While Erol makes these remarks not against any politician, but against a human rights advocate and a member of parliament from his own party, he himself considers a parliamentary question, which is part of the normal duties of a member of parliament, as "overstepping his office" and rushes ahead of the government in defense of the army.
However, if Mr. Erol had showed up on the attempted coup night of July 15 (2016) and said, "The activities of the TSK cannot be questioned," he would be in prison today; if he had said this around the military memorandum of February 28 (1997), he would have been blacklisted by the AKP; if he had said it around September 12 (1980), he would have been labeled a stooge to Kenan Evren; if he had said it during the Ergenekon-Balyoz investigations, he would have been considered a coup plotter by the then AKP-Gulenist alliance.
As for Erol, the massacre in Roboski, which was perpetrated by F-16 aircraft of the Turkish Armed Forces on December 28, 2011, after a National Security Council (MGK) meeting, cannot be questioned or criticized. In light of his statement, one would expect Erol to say the leader of his party Kilicdaroglu, who visited Roboski in August and promised justice to the families, "What's it to you, brother?"
On the other hand, Mr. Erol is not in the wrong; it cannot even be suggested to investigate the actions of the army, let alone question or criticize them, and Fincanci's imprisonment is concrete proof of that.
On November 6, for example, more than a hundred people were arrested during demonstrations in many parts of the country, including Istanbul, calling for an independent committee to investigate the chemical weapons allegations, with HDP MP Musa Piroglu encircled by police shields and taken into de facto custody.
The 1990s was another period when the activities of Turkish forces were not questioned, as thousands of villages were burned, the white Taurus-brand--supposedly undercover--police cars paraded through the streets, and acid pits were filled with human corpses.

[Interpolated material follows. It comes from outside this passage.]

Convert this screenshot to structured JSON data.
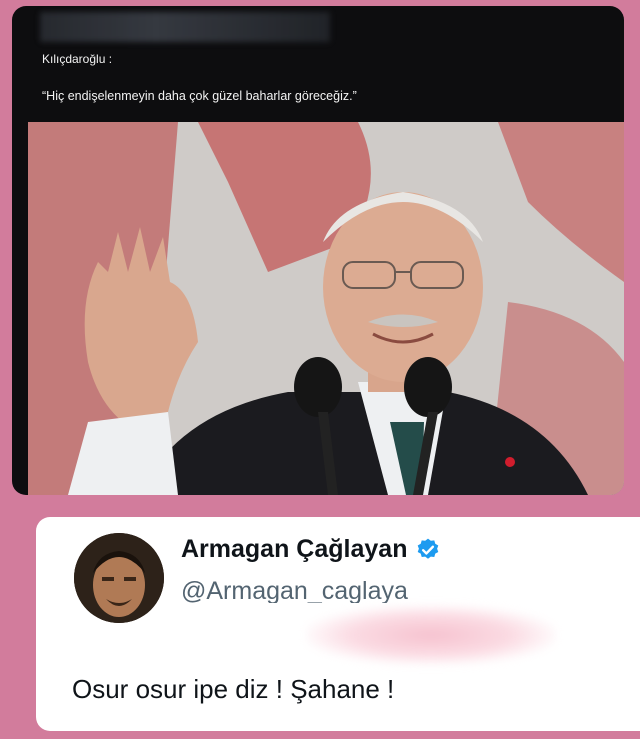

It is also a matter of fact that the activities of the Turkish Armed Forces in the 1990s were questioned by the AKP governments only during the resolution process, that lawsuits were brought against the commanders of the time, and that these lawsuits were eventually terminated with impunity after the end of the resolution process.
The truth is that when Turkey was ruled by a putschist regime, the activities of the Turkish Armed Forces could not be called into question.
However, we are well aware of the fact that the AKP has established its current regime of domination precisely by questioning the actions of the TSK in "non-putsch" times and by carrying out radical purges within the military. As a matter of fact, long before the attempted coup by the Gulenist cadres within the TSK, the AKP's sharp questioning of the army's actions with respect to the tensions between the government and the army, which were so deep that the TSK tried to prevent Erdogan's presidency with an e-memorandum, led the AKP to take over the TSK's influence on politics, and today we can safely say that the AKP no longer allows this institution to be questioned because it has eventually “become the TSK” in a sense.
In other words, for the AKP, the activities of the TSK can either be questioned or not, depending on its current political interests. The opposition, on the other hand, cannot even stand up for freedom of expression, let alone question an institution.